20 Jan 2012
Theodore Wirth Park

The IPC World Cup event get underway in the USA


Despite the lack of natural snow in the Midwest region of the USA this winter, nothing is holding it back from hosting its first-ever International Paralympic Committee (IPC) Nordic Skiing World Cup event.

Just as they have adjusted their courses for para-athletes, the event organizers in Cable, Wisconsin and Minneapolis, Minnesota are adjusting to the conditions by creating their own snow and adapting their trails to form shorter contingency courses.

More than 100 athletes from 20 countries will compete in both the Biathlon and Cross-Country portions of the World Cup event in Cable from 26-30 January before heading further north to Minneapolis to finish off the Cross-Country discipline with the sprint and long-distance races from 1-2 February.

Theodore Wirth Park in Minneapolis, which has hosted a number of Junior Olympic qualifier racers and Junior National competitions, has been working for the last several months on ensuring its course will include all of the essentials for visually impaired racers, sit skiers and standing skiers.

“It’s a different thinking for sit-ski athletes,” said course director Nels Dyste. “We’re looking for a little gentler grade. In downhill, we want turns to be a certain speck because we don’t want sit-skiers to jump the track. We’ve cut some new trail sections and incorporated new things.”

The park’s event director, Mike Bono, said he and his staff are changing a lot of the little things on the course in order to make it more inclusive and accessible for all athletes competing.

“The biggest thing is we’ve moved our stadium location,” Bono said. “We’ve moved it to a street-level area that’s much easier to get to.”

His staff has also relaxed some of the climbs, made certain parts of the course shallower and created a clear transfer zone that is easily accessible for wheelchair users.

They have also adjusted all of their signage for visually impaired competitors.

Heading into the event, a couple of names to watch include Poland’s Kate Rogowiec and Russia’s Roman Petushkov. Rogowiec remains in first place on the World Cup circuit in the women’s LW2-9 category and Petushkov sits atop the standings in the men’s LW10-12 class.

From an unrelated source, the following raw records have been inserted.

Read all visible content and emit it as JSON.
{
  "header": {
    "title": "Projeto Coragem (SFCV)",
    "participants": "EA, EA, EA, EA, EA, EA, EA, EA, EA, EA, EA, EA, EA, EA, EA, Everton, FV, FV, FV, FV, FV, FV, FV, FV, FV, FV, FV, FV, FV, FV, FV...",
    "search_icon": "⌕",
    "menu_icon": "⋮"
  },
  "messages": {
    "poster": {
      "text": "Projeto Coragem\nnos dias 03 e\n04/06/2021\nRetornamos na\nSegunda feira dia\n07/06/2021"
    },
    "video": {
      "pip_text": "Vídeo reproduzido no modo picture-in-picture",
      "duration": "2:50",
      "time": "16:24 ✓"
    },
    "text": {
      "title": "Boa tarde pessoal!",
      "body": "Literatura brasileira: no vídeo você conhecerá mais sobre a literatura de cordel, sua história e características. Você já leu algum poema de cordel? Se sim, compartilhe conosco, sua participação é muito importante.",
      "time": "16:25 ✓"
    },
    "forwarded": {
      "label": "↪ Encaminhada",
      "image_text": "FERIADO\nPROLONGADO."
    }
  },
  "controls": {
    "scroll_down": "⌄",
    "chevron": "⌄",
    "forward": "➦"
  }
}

Nearly 60 of the athletes competing in the World Cup will remain in Minneapolis the week after the event to participate in the City of Lakes Loppet, a regional cross-country event that is beginning to attract participants from all over.